Learning about the various aspects of true love through the book, “Christian love” and through the course lectures, I realised that true love is pro-active and independent of the nature or actions of its recipients. It was wonderful to be able to learn this from the example par excellence of the Godhead, especially from the example of their love to man. The Father set His love upon us even before we came into being, even though He knew we would be utterly sinful and despicable, with nothing lovely or deserving in usat all. He knew that His love to us would only cost Him, for we would have nothing at all to give Him in return for whatever He would bestow upon us. His love to us would not just cost Him, it would cost Him that which is beyond value – the life and death of His only begotten Son.
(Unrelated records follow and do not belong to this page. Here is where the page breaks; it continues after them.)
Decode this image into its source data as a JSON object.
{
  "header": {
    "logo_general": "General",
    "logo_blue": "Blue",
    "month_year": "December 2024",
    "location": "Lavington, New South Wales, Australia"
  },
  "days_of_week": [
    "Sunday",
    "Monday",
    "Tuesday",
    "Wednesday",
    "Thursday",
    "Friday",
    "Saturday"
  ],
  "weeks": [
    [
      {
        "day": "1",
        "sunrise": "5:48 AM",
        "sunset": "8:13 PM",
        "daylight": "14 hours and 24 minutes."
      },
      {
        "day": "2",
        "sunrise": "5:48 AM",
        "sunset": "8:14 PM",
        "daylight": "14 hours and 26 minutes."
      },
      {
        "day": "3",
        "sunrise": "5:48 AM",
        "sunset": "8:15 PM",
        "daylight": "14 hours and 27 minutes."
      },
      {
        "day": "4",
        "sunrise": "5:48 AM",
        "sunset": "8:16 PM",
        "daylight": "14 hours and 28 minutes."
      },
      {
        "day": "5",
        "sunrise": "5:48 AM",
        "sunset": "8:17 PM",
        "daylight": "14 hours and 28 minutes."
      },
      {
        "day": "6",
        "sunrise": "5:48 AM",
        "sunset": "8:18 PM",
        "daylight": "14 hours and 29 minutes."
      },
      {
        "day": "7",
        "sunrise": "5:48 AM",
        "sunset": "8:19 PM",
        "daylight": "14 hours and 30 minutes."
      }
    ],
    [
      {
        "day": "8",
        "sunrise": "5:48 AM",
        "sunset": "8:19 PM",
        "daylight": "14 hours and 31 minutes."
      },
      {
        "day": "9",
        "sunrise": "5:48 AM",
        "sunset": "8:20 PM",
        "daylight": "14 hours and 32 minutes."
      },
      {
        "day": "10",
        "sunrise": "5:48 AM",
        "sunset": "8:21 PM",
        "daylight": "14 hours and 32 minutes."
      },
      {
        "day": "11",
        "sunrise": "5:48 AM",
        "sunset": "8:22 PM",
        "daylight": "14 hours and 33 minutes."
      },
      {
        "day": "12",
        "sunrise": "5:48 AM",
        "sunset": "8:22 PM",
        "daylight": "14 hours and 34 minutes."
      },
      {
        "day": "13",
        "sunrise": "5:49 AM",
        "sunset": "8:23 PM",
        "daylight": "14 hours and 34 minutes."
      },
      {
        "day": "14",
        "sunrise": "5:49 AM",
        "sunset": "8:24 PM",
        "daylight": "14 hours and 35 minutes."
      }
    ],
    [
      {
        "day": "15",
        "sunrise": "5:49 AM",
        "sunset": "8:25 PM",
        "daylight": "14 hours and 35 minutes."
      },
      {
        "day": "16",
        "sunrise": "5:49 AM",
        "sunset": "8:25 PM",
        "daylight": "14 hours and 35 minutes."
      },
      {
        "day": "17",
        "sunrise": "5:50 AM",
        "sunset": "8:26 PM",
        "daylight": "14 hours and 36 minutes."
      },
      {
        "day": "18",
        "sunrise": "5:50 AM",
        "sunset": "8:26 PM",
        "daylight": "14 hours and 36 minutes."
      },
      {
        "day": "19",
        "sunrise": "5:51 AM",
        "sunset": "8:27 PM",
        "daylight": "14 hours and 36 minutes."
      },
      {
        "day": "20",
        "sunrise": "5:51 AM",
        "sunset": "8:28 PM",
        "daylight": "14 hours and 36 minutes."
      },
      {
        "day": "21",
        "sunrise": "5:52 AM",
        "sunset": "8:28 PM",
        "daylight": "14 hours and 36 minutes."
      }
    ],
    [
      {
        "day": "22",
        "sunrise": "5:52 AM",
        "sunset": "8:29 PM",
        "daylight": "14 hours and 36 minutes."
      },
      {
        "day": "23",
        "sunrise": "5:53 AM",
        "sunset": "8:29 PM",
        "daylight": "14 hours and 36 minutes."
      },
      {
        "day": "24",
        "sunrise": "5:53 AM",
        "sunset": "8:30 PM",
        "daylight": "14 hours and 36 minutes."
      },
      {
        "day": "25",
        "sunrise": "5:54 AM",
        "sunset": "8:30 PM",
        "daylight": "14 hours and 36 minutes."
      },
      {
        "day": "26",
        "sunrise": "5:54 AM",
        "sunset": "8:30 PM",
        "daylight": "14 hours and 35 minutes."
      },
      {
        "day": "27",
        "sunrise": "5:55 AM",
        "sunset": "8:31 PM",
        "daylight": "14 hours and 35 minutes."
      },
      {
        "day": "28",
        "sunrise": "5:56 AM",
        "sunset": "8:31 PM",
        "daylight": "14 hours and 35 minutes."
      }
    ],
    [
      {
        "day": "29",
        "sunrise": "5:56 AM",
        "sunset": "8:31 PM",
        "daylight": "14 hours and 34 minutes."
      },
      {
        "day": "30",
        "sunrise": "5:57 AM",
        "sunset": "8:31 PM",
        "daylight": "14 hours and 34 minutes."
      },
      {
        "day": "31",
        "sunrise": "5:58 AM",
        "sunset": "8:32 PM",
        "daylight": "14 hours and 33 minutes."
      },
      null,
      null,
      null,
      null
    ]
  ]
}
A Humble Love (ST)
The final key takeaway from this course that I will share is the humility that is the pre-requisite of true love. This was exposited and emphasised in Binning’s “Christian Love” and was taught in the lectures as well, particularly in the lecture that taught the example of Jesus washing His disciples’ feet. Reading and learning about such humility through the course, which has tied in with the experiences that the Lord has been giving me to humble me, has made me learn much of makes meekness and lowliness. Indeed, one cannot exercise or possess true love without humility and learning and meditating upon this through the course brought this to the forefront of my mind, especially as I reflected and pondered upon my life and relationships with others. One aspect of my relationships for which I found this lesson to be most useful was the admonishment of others and correcting of their faults. As great sinners ourselves, we should remain humble and meek when thinking of the faults of others and seeking to correct them. We must deal with them not in Pharisaical hypocrisy and pride but in genuine compassion, pity and love, having sincere care for their spiritual wellbeing and exuding that care in our interactions and dealings with them. While we are able to truly love our family and friends to some degree, so often, some of our thoughts, feelings, words and deeds towards them are mingled with our own selfish, carnal desires and pride. This causes us to fail to seek only their spiritual wellbeing for God’s glory and worldliness, godlessness and carnality creep into the picture. We must learn to put ourselves and our sin aside and to wholly seek the Lord’s will, kingdom and glory in such matters. We must seek that His compassion for sinners and grace towards His saints be magnified upon this earth. Thus, we must come with that spirit of His to minister to others, not bearing any impure or selfish motives in our hearts. No matter what the sinner or Christian has done, God still loves him/her and is willing to forgive him/her. Thus, we must also genuinely seek his/her welfare and none of our own carnal lusts or pride. This is what it means to be a follower of God. Echoing Binning’s sentiments in his ,“Christian Love”, being able to follow after God in His love is one of the chief, if not the chiefest, glory and excellency of Christian love. May God transform us by His Spirit, “from glory into glory”, that we may show forth the glory of His grace, unto His praise!

Yours affectionately,
Pastor Clement Chew